* _Recorded information_:
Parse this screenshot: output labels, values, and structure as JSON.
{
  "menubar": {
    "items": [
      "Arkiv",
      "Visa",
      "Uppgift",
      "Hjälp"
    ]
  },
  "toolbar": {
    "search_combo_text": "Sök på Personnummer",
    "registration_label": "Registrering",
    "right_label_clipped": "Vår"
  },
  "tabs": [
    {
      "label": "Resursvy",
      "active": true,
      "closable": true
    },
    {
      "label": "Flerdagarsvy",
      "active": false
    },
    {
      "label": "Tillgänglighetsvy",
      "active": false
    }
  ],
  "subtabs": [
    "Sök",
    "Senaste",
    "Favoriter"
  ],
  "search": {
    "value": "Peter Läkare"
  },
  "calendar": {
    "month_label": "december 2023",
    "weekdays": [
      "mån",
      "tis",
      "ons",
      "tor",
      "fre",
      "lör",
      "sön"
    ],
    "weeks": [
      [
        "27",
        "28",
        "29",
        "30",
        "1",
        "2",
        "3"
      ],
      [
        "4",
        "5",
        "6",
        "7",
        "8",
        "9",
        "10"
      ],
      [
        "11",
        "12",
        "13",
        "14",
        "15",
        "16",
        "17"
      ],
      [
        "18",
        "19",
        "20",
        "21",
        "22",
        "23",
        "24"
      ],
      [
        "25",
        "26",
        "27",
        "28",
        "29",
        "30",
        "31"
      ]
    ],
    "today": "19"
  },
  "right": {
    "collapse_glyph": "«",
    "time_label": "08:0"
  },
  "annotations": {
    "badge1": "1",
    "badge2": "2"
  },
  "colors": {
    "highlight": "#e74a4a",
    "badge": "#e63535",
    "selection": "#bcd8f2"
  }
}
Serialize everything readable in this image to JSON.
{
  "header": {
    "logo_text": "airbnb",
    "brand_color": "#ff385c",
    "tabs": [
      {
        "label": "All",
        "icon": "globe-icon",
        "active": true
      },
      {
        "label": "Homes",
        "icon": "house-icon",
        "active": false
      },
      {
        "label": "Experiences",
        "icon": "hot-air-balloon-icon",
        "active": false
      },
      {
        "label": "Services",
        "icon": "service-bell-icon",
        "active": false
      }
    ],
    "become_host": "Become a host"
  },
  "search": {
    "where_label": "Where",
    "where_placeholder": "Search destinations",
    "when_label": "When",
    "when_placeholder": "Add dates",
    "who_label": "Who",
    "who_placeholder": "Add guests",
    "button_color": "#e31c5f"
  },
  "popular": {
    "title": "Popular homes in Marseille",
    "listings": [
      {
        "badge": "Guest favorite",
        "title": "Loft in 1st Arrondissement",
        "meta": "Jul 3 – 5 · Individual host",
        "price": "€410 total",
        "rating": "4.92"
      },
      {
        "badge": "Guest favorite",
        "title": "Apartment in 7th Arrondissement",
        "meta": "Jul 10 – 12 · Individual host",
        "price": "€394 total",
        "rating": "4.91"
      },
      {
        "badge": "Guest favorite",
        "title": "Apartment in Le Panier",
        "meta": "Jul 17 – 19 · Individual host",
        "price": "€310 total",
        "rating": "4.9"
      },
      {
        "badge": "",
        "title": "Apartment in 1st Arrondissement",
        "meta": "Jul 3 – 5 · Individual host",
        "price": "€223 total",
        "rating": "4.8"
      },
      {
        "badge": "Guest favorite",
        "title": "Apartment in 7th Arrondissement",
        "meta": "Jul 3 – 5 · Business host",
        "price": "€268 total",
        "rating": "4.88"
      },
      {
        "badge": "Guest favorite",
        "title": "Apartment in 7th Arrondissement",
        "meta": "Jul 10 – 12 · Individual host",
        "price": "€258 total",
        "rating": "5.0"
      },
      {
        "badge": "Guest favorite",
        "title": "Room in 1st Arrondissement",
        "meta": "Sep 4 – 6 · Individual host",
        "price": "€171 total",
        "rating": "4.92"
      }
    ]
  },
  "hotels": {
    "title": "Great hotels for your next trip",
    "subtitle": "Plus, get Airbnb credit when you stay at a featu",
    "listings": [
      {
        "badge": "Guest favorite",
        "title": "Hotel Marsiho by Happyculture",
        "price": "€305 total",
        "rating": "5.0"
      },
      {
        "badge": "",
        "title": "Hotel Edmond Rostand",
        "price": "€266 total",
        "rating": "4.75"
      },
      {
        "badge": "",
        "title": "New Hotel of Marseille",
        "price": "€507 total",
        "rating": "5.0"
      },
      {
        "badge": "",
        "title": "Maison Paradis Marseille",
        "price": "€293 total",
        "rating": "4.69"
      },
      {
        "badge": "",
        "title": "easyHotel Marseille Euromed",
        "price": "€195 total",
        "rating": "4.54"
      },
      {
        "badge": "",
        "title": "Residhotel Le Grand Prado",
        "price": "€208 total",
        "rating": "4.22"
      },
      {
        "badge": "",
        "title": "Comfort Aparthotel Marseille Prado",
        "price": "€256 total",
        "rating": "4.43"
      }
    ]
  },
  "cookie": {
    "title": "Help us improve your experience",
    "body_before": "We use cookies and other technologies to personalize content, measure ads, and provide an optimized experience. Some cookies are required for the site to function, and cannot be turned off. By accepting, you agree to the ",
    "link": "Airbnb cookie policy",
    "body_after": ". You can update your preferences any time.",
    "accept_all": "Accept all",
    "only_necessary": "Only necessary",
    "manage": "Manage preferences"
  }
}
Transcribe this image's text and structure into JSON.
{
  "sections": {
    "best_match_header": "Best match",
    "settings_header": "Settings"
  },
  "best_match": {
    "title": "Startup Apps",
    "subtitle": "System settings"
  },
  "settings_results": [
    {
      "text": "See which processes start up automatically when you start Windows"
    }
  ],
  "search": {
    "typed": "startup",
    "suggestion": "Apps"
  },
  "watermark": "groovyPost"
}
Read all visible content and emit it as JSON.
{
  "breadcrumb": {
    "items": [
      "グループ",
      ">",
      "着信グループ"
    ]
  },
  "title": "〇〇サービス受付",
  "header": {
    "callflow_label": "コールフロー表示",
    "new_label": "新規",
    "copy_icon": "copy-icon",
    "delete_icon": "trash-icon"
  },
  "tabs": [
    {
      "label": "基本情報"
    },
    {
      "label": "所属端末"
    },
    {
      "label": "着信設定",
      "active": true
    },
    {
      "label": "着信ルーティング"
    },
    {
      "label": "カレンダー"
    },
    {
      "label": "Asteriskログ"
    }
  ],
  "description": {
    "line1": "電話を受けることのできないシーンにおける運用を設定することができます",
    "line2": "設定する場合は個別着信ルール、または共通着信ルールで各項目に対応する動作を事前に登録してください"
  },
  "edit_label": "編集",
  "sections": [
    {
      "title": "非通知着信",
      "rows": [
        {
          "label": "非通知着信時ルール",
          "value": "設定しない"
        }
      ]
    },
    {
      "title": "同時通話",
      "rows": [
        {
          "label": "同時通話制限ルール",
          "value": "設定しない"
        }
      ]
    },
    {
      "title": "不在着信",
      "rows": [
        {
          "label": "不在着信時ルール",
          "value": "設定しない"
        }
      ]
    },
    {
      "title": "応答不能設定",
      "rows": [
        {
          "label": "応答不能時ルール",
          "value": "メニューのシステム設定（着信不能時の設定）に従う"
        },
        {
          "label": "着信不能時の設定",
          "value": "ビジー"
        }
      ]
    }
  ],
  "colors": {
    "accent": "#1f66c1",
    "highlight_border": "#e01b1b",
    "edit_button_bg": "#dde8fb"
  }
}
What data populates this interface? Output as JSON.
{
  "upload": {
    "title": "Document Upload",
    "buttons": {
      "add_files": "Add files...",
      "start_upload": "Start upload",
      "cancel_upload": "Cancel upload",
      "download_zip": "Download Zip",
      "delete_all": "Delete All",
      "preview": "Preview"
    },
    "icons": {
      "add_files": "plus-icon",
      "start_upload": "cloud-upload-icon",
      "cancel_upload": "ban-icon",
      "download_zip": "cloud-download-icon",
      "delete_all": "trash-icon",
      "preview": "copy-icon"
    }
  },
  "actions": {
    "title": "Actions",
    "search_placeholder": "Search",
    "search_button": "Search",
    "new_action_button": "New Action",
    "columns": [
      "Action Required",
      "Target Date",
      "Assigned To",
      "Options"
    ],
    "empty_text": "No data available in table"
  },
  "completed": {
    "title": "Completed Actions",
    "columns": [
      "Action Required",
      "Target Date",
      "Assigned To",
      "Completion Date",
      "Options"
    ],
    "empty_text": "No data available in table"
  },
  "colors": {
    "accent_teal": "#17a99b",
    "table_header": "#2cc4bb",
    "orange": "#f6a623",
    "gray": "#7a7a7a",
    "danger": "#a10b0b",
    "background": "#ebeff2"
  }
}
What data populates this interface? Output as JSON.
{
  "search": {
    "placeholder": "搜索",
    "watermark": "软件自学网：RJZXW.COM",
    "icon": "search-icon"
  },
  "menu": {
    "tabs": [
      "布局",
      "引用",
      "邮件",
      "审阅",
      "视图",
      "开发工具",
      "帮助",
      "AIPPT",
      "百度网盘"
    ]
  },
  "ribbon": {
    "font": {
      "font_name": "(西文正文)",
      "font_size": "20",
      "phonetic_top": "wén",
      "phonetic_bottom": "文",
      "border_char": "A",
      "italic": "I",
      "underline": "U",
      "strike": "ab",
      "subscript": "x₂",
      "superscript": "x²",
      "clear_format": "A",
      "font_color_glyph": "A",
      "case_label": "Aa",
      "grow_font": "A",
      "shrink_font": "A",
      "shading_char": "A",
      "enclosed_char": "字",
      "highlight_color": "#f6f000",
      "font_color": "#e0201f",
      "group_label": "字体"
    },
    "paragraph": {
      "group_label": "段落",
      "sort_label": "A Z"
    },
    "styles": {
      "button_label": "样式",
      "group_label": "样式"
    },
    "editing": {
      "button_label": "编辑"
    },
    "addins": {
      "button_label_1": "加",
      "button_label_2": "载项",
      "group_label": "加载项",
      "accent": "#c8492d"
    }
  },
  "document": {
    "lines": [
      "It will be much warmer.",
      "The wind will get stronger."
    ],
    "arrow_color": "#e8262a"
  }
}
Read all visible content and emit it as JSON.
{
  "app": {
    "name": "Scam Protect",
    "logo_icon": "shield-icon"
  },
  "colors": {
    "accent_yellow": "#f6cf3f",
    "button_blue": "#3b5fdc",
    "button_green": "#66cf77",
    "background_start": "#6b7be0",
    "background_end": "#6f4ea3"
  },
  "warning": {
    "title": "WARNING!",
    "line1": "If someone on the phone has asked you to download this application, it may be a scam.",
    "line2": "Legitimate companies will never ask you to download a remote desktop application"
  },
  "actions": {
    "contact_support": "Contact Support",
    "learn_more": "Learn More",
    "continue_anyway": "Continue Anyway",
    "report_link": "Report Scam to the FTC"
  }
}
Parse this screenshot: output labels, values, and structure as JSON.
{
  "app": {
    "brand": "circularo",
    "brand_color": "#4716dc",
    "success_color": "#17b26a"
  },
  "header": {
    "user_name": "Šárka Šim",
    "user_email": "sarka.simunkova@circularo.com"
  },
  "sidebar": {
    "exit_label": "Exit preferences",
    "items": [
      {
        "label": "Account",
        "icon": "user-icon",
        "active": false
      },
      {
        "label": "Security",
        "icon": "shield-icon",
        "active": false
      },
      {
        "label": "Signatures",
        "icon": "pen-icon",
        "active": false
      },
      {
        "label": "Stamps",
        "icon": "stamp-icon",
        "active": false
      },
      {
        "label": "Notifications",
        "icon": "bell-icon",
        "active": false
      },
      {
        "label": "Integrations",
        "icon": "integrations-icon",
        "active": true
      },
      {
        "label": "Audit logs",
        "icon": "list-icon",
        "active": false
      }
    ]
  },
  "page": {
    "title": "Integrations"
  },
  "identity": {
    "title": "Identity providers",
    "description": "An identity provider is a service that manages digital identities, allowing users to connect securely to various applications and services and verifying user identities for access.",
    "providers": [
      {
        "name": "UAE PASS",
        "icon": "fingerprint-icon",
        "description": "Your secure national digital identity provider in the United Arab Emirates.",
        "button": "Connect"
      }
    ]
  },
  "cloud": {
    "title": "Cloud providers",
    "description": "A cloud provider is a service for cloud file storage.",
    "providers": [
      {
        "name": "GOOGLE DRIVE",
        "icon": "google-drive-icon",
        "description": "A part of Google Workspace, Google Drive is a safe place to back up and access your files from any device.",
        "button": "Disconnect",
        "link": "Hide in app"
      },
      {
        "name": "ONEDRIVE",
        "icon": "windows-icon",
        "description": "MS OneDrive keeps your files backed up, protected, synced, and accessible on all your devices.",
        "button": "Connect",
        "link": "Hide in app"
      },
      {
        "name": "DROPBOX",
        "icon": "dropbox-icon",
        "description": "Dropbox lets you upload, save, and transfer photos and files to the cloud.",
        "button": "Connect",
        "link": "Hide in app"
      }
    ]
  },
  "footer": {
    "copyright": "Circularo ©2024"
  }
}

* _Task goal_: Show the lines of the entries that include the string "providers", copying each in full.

* _Exercise result_:
    "title": "Identity providers",
    "providers": [
    "title": "Cloud providers",
    "providers": [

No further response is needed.